Children have become endangered species as defilement becomes prevalent in our country. These cases do not see the light of day because 90% of children are defiled by people known to them; relatives, fathers, uncles, brothers or cousins and even grandparents.

This was the case in Elgeyo Marakwet County where a three year old boy was defiled by his grandmother who is said to be HIV positive. The boy’s mother had gone to the market in Eldoret and had left her son in the care of his grandmother.

Child defilement is a violation of children rights which are inalienable, indivisible and inherent to all children. Those involved in child defilement fail to protect the rights of these children as articulated in the child act article 34 that states that children should be protected from sexual abuse.

If the grandmother transmitted HIV to her grandson, she will have infringed on the boy’s right to develop healthily. The boy however has to wait for three months to know his health status as the mother struggles to get justice and medication in a village where even talking about such an issue is forbidden.

Studies have shown that defiled children prefer to keep mum because when they report, a relative would be arrested and maybe he/she is the breadwinner of the family. Action for Children in Conflict (AfCiC) believes that the Kenyan child who is protected by international and national legislation should not have to live in fear of speaking out about defilement and encourages the family members to report those involved.

AfCiC strongly condemn this appalling incident and ask for immediate action to ensure justice is done.

AfCiC Chips in towards Alleviation of Illiteracy

Action for Children in Conflict (AfCiC) attended Kiambu’s County 50th International Literacy Day celebration at Ruiru Stadium dubbed ‘Literacy for Improved livelihood’. The aim of the celebration was to highlight the importance of literacy to individuals and the community.

The celebration acknowledged that literacy is one of the key elements needed to promote sustainable development, as it empowers people to make the right decisions in the areas of economic growth, social development and environmental integration.

AfCiC recognises that literacy is a basis for lifelong learning and plays a crucial foundational role in the creation of sustainable, prosperous and peaceful societies and in May 2013, in partnership with the government they commenced an adult education class at the Thika Working Centre.

The government through the Thika District Adult and Continuing Education Office (DACEO) provided AfCiC with adult education instructors. This partnership assists in acquisition of knowledge, development of technical and vocational skills, values and attitudes, which empower learners to manage their resources efficiently within an informed decision making framework.

Apart from reading, writing and arithmetic lesson, the adult class is also taught Income Generating Activities (IGA) such as bead works and soap making so as to sustain themselves economically and in the long run help build the economy of the country.

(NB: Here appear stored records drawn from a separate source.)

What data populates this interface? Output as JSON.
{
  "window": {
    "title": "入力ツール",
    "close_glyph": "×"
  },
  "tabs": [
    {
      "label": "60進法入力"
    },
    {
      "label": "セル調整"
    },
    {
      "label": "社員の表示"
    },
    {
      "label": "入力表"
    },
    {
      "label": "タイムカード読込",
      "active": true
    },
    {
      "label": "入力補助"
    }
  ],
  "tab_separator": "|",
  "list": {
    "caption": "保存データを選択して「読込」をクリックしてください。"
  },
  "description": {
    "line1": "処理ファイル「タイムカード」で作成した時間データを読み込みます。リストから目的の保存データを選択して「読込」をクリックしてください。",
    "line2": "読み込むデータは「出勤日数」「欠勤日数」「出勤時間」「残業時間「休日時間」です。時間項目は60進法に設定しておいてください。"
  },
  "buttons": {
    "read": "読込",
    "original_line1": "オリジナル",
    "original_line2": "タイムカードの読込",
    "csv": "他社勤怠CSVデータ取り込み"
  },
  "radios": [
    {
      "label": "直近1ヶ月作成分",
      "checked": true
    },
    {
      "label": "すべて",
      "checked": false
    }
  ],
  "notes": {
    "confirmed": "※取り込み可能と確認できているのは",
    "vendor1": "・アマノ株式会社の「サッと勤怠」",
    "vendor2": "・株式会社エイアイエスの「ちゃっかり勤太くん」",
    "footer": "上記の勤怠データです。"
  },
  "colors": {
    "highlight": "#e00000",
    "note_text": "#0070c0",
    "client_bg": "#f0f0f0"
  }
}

AfCiC believes that this will help reduce the 38.5% (according to the Kenya National Literacy Survey of 2007) of adults and youth who lack the minimum literacy levels required for participation in national development.

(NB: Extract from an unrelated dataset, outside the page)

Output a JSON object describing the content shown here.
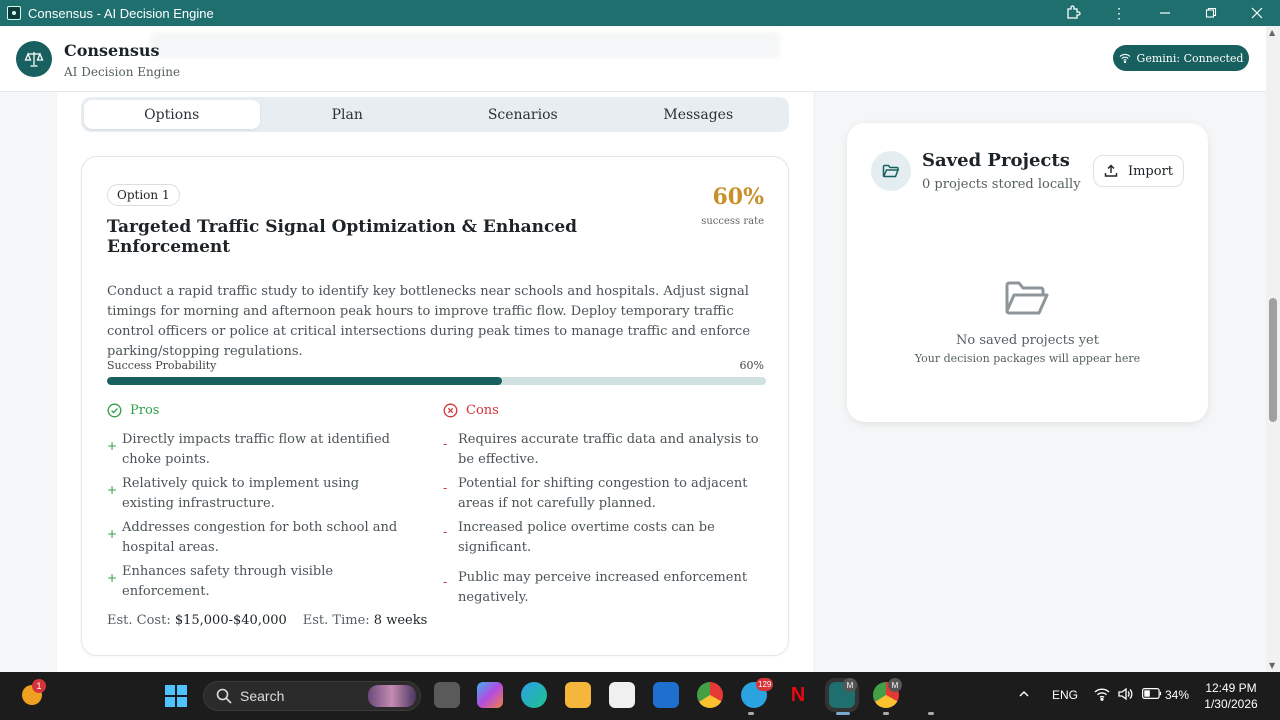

During the celebration, Ruiru Deputy County Commissioner, Mercy Gatobu, read a speech from Prof Jacob Kaimenyi, Cabinet Secretary for Education, Science and Technology. Through the speech, the government committed to improving the quality of Adult and Continuing Education programme by addressing the shortage of teachers for the programme.

The government has also created a Special Board of Adult and Continuing Education after the repeal of the Board of Adult Education Act Cap 223 of 1966. The government believes that the creation of this board is a clear manifestation of the importance of the Adult and Continuing Education programme in the national education sector.

AfCiC believes that to achieve the three main pillars of sustainable development: economic development, social development and environmental protection, there is need of relevant stakeholder participation in addressing this multi-faceted enormity of adult illiteracy problem facing 7.8 million Kenyans.